Mariners who have visited the Azores over the years have undoubt-edly stumbled into the islands' world-famous gathering place for travelers: Café Sport.
Opened by Henrique Azevedo in 1918, this harbor-front café and bar has been welcoming tuna fishermen, whalers, boaters, and yachtsmen to Horta, on the island of Faial, for the past 80 years.
Today it is run by the new patriarch, Henrique's 72-year-old son Jose Azevedo (called Peter by those who know him, a nickname apparently given by a passing Dutch seaman when Jose "was just a tadpole"). Peter celebrates his own milestone this year50 years of continuous service at Café Sportand he shows no sign of slowing down.
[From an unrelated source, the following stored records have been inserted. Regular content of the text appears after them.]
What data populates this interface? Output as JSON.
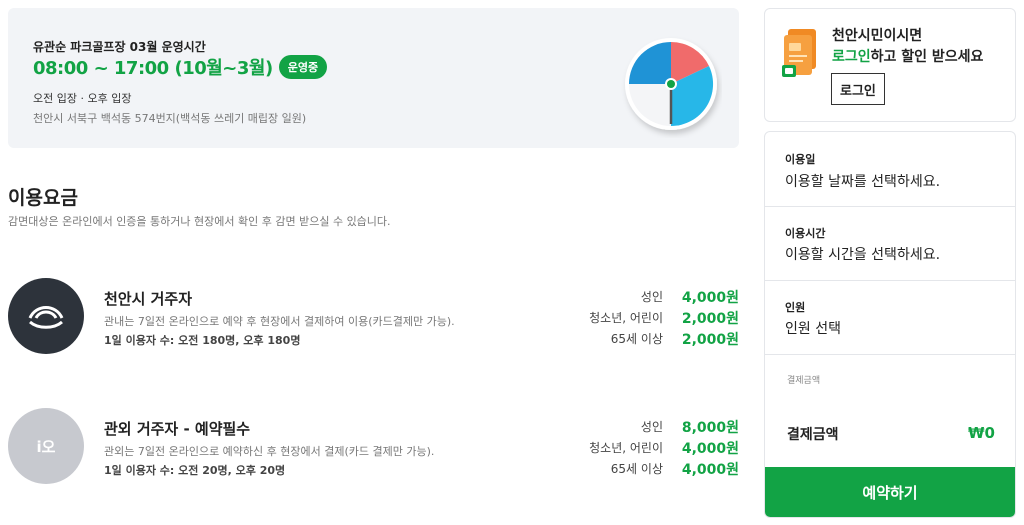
{
  "hours": {
    "title": "유관순 파크골프장 03월 운영시간",
    "time": "08:00 ~ 17:00 (10월~3월)",
    "status": "운영중",
    "entry": "오전 입장 · 오후 입장",
    "address": "천안시 서북구 백석동 574번지(백석동 쓰레기 매립장 일원)"
  },
  "fees": {
    "title": "이용요금",
    "description": "감면대상은 온라인에서 인증을 통하거나 현장에서 확인 후 감면 받으실 수 있습니다.",
    "groups": [
      {
        "name": "천안시 거주자",
        "note": "관내는 7일전 온라인으로 예약 후 현장에서 결제하여 이용(카드결제만 가능).",
        "capacity": "1일 이용자 수: 오전 180명, 오후 180명",
        "avatar_icon": "cheonan-logo-icon",
        "prices": [
          {
            "label": "성인",
            "value": "4,000원"
          },
          {
            "label": "청소년, 어린이",
            "value": "2,000원"
          },
          {
            "label": "65세 이상",
            "value": "2,000원"
          }
        ]
      },
      {
        "name": "관외 거주자 - 예약필수",
        "note": "관외는 7일전 온라인으로 예약하신 후 현장에서 결제(카드 결제만 가능).",
        "capacity": "1일 이용자 수: 오전 20명, 오후 20명",
        "avatar_glyph": "i오",
        "prices": [
          {
            "label": "성인",
            "value": "8,000원"
          },
          {
            "label": "청소년, 어린이",
            "value": "4,000원"
          },
          {
            "label": "65세 이상",
            "value": "4,000원"
          }
        ]
      }
    ]
  },
  "login_card": {
    "line1": "천안시민이시면",
    "line2_accent": "로그인",
    "line2_rest": "하고 할인 받으세요",
    "button": "로그인"
  },
  "booking": {
    "date_label": "이용일",
    "date_value": "이용할 날짜를 선택하세요.",
    "time_label": "이용시간",
    "time_value": "이용할 시간을 선택하세요.",
    "people_label": "인원",
    "people_value": "인원 선택",
    "payment_small": "결제금액",
    "payment_label": "결제금액",
    "payment_amount": "₩0",
    "reserve_button": "예약하기"
  },
  "colors": {
    "accent": "#12a345",
    "card_bg": "#f2f4f7",
    "dark_avatar": "#2d333b",
    "light_avatar": "#c7c9cf"
  }
}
Each day, he comes to the café early in the morning to post the weather and sea condition reports on which ocean voyagers have come to rely. He opens the logbook with entries by visitors from countries around the world, and scans the photos and ships' pennants bedecking the tiny 16-by-16-foot café. Messages in multiple languages are pinned over the bar in a service that rivals the post office. Upstairs there is a museum with intricate whalebone scrimshaw, gifts of handsome carvings given to Peter and his father by local artists.
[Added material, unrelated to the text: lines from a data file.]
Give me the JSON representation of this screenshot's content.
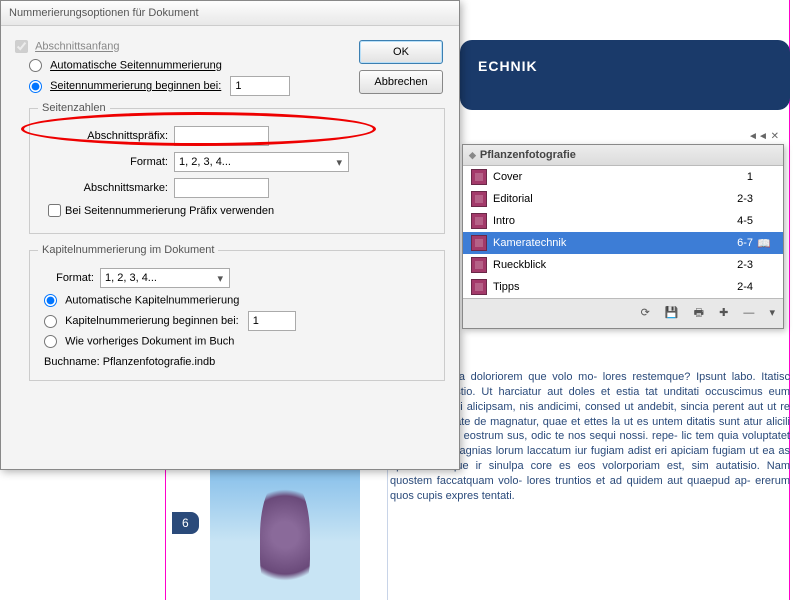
{
  "background": {
    "header_text": "ECHNIK",
    "page_number": "6",
    "paragraph": "him et rehenia doloriorem que volo mo-\nlores restemque? Ipsunt labo. Itatisc illores\nut ratistio. Ut harciatur aut doles et estia\ntat unditati occuscimus eum nosam lab\niqui alicipsam, nis andicimi, consed ut\nandebit, sincia perent aut ut re et ex el-\nlab late de magnatur, quae et ettes la ut\nes untem ditatis sunt atur alicili beatius, odi\net eostrum sus, odic te nos sequi nossi. repe-\nlic tem quia voluptatet lit aut veles magnias\nlorum laccatum iur fugiam adist\neri apiciam fugiam ut ea as apidi nonseque\nir sinulpa core es eos volorporiam est, sim\nautatisio. Nam quostem faccatquam volo-\nlores truntios et ad quidem aut quaepud ap-\nererum quos cupis expres tentati."
  },
  "dialog": {
    "title": "Nummerierungsoptionen für Dokument",
    "section_start": "Abschnittsanfang",
    "auto_page": "Automatische Seitennummerierung",
    "start_at_label": "Seitennummerierung beginnen bei:",
    "start_at_value": "1",
    "page_numbers_legend": "Seitenzahlen",
    "prefix_label": "Abschnittspräfix:",
    "prefix_value": "",
    "format_label": "Format:",
    "format_value": "1, 2, 3, 4...",
    "marker_label": "Abschnittsmarke:",
    "marker_value": "",
    "use_prefix": "Bei Seitennummerierung Präfix verwenden",
    "chapter_legend": "Kapitelnummerierung im Dokument",
    "ch_format_label": "Format:",
    "ch_format_value": "1, 2, 3, 4...",
    "ch_auto": "Automatische Kapitelnummerierung",
    "ch_start": "Kapitelnummerierung beginnen bei:",
    "ch_start_value": "1",
    "ch_prev": "Wie vorheriges Dokument im Buch",
    "bookname_label": "Buchname:",
    "bookname_value": "Pflanzenfotografie.indb",
    "ok": "OK",
    "cancel": "Abbrechen"
  },
  "panel": {
    "title": "Pflanzenfotografie",
    "rows": [
      {
        "name": "Cover",
        "pages": "1"
      },
      {
        "name": "Editorial",
        "pages": "2-3"
      },
      {
        "name": "Intro",
        "pages": "4-5"
      },
      {
        "name": "Kameratechnik",
        "pages": "6-7",
        "selected": true,
        "open": true
      },
      {
        "name": "Rueckblick",
        "pages": "2-3"
      },
      {
        "name": "Tipps",
        "pages": "2-4"
      }
    ],
    "footer_icons": [
      "sync-icon",
      "save-icon",
      "print-icon",
      "add-icon",
      "remove-icon"
    ]
  }
}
Every day Peter opens the door at 9:00 a.m. When the first few customers trickle in, he greets them warmly in their language of origin, and they soon settle in for tipple and talk. Peter can speak six languages fluentlyFrench, Dutch, Spanish, German, English, and Portugueseand a dozen others enough to get by.
On this quiet spring morning the place is full: an attractive Swedish couple from a nicely trimmed yacht, a Dutch seaman with a bushy beard, a local fisherman chatting with Peter in Portuguese, a clutch of Canadians and two American sailors whose news rivets the patrons: They have made the run from the Bahamas to the Azores by sailboat in 18 days.
Peter stays at his post until lunch time and then saunters off for a meal and siesta. By 4:00 pm, he's back at the café and stays for the dinner rush. The midnight closing he trusts to his son, Enrico, and other staff.
Outside the bar, the majesty of Horta harbor greets the eye. Compact tuna boats built on the islands and several ocean-going yachts are berthed at the docks. On the beach, fishermen untangle their nets near large inverted wooden whaleboats. There are still the occasional whalers who risk chasing sperm whales in the traditional way, with open boats and harpoons. But their number, like the number of scrimshaw artists, is dwindling fast.
Nostalgia is dispelled by the first of the fishing fleet coming into harbor, their holds fat with grouper, whitefish, trout, rock crab, and tuna. They will offload their catch, barter with the buyers, and wash off the salt spray and debris before heading down to Peter's for a well-earned drink.